Skip to Content
"Humpback Bridge" Wins Multiple Awards

CARLISLE, PA | Dickinson Township’s new Humpback Bridge, known officially as the Burnt House Road Bridge, opened to traffic in December 2012 and is being recognized for design features that better integrate the bridge with its physical setting. The bridge received two awards from the Association of Bridge Construction and Design (ABCD) Susquehanna Chapter for Outstanding New Short-Span Bridge and Outstanding Context-Sensitive Solutions for Bridge Design.

“Dickinson Township is very proud to have an award winning bridge in our township,” said Laura Portillo, Township Manager with Dickinson Township. “We have had many residents comment on how great it looks; that it kept the feel of the old bridge, which was very important for the setting.”

Originally constructed nearly 100 years ago, the Burnt House Road Bridge was closed to traffic in 2009 due to deteriorating conditions.
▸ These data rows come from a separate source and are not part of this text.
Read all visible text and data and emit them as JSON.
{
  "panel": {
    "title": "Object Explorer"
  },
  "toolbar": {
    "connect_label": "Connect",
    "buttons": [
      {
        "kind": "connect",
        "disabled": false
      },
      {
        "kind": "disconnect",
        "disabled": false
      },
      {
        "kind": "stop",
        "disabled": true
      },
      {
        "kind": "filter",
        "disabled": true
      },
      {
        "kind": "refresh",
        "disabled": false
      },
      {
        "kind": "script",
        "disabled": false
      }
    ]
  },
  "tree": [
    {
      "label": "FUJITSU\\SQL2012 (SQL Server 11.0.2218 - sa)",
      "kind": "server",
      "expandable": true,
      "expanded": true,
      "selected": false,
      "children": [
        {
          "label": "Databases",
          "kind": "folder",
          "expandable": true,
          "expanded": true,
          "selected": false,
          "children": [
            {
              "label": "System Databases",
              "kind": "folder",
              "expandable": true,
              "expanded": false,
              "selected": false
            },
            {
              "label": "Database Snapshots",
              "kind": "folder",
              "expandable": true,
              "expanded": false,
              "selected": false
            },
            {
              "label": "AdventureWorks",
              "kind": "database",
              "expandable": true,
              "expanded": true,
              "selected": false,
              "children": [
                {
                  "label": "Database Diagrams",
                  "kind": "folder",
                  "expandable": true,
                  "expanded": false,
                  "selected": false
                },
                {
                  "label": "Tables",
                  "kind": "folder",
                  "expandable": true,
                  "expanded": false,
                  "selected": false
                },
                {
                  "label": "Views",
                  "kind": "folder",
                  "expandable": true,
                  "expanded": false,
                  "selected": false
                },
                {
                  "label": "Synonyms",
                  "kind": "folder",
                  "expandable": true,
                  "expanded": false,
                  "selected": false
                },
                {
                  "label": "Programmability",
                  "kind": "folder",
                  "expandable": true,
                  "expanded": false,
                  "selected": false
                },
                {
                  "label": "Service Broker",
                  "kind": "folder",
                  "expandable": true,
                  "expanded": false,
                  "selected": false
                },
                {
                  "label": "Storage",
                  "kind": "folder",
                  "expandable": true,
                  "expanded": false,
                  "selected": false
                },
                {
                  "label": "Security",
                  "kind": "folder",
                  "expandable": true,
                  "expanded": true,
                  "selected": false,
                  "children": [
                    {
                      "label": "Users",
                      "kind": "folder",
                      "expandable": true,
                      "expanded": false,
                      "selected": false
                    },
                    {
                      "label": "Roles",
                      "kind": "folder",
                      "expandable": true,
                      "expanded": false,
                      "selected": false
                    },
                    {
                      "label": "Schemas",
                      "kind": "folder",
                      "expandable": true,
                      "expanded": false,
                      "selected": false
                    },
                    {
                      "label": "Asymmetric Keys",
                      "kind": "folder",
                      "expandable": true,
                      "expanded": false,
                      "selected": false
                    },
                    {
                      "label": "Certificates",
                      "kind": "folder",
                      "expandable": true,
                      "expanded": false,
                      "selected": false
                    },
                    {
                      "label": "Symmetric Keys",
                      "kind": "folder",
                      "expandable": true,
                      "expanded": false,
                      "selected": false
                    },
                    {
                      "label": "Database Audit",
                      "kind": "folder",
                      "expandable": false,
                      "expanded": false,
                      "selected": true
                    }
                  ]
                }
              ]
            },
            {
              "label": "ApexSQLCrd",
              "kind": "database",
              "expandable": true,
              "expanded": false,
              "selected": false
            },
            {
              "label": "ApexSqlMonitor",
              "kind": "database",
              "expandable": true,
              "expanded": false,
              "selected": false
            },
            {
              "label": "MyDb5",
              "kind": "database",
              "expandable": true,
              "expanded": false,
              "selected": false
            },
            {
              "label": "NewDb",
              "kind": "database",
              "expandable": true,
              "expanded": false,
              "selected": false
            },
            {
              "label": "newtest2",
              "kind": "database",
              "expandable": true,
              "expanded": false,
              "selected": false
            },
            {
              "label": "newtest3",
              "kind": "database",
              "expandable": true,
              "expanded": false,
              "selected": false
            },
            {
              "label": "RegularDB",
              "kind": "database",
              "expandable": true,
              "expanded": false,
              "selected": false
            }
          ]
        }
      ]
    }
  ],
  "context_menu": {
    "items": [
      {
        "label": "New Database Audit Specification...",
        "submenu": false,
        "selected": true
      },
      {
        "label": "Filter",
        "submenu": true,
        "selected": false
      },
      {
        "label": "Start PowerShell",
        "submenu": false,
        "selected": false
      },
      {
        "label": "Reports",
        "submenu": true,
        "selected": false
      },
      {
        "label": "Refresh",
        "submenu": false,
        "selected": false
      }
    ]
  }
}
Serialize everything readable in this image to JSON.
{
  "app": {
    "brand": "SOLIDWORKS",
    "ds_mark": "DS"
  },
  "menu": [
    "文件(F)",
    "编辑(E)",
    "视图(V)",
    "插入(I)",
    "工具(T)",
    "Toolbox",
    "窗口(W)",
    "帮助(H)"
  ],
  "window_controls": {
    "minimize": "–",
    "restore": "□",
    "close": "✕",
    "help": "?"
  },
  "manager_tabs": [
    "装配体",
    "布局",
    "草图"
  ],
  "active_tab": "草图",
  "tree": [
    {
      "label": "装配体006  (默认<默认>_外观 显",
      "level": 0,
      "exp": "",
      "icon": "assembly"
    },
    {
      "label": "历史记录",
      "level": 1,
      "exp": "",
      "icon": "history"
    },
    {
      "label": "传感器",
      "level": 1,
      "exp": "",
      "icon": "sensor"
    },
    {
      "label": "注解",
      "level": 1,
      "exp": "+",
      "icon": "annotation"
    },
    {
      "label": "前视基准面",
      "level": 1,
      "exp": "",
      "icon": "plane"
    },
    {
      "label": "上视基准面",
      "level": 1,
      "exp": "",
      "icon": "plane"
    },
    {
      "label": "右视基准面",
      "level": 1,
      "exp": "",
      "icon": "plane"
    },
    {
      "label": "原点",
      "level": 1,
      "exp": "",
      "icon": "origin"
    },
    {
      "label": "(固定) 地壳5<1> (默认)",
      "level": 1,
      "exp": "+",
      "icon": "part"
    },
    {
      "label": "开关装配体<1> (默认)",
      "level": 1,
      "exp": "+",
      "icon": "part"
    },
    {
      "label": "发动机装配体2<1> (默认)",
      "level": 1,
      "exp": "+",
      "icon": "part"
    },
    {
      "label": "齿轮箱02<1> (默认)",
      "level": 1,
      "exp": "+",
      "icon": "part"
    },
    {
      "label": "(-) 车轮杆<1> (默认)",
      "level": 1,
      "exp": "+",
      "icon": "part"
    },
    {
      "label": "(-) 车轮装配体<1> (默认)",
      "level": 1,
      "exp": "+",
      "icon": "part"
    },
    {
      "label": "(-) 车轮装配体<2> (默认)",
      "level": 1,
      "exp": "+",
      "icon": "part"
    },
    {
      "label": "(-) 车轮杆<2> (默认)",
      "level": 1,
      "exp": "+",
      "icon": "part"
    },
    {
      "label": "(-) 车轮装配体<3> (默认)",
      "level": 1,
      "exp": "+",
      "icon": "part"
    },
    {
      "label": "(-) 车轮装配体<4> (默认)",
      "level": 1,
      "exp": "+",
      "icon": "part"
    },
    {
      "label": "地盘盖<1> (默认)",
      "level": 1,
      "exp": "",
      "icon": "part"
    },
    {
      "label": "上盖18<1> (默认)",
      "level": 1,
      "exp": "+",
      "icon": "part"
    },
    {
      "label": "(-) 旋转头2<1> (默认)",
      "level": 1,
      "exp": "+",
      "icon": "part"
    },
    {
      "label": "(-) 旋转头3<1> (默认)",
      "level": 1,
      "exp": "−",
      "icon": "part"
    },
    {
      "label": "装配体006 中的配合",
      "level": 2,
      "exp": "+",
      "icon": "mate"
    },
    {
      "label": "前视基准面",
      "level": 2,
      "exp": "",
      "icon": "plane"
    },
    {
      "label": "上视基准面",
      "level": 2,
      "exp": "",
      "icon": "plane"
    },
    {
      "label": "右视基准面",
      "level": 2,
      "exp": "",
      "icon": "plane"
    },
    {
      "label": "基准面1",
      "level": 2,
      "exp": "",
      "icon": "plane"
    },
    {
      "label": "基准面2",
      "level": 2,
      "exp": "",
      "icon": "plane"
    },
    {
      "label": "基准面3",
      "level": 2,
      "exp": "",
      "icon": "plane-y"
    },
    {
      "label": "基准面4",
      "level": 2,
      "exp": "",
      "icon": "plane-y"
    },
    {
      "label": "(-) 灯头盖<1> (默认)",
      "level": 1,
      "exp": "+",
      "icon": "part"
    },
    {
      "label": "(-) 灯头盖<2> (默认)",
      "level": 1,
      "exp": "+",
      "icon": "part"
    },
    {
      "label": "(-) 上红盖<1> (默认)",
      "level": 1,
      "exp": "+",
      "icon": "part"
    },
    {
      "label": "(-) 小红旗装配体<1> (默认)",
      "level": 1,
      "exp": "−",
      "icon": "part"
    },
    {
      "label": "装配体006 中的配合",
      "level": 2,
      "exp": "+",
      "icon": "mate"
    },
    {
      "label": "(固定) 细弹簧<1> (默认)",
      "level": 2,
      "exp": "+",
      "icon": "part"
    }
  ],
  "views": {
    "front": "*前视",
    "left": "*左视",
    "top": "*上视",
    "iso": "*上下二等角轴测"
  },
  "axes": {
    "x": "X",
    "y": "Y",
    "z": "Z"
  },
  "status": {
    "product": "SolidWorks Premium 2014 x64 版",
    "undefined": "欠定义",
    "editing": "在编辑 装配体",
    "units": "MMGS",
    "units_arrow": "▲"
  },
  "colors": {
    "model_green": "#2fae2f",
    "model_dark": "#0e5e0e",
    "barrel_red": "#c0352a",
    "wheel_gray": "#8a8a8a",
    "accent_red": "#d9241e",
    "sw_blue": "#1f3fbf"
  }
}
Mechanicsburg, PA-based Modjeski and Masters worked with its client PennDOT and the community to incorporate design elements that better integrate the bridge into its natural surroundings. The new concrete arch bridge maintains the same original humped profile, and features a faux stone façade made of concrete formed and stained to mimic limestone used in the construction of historic structures nearby.

“In replacing the Burnt House Road Bridge, the design team needed to find a solution that balanced community preference to preserve the historic bridge’s original arched stature with modern day vehicle and pedestrian traffic demands,” said Chad Clancy, PE and Structural Project Manager at Modjeski and Masters. “The end result is a safer bridge that accommodates two lanes of vehicle traffic with a sidewalk for pedestrian traffic, and an appearance that the community is proud of.”

The project is also being recognized for cost savings during construction, and an expected reduction of future maintenance – a savings that will be passed on to the taxpayer. Accelerated construction techniques enabled the team to bring the bridge back into operation more quickly. Each of the CON/SPAN arch units were constructed off site, allowing arch span construction and work on bridge foundations to take place simultaneously. The use of an asphalt deck instead of a reinforced concrete deck eliminates future re-decking as the asphalt can be repaved. Future repaving will be substantially less costly and will not require a full bridge closure.

For more information and additional photos of the Burnt House Road Bridge replacement project, please visit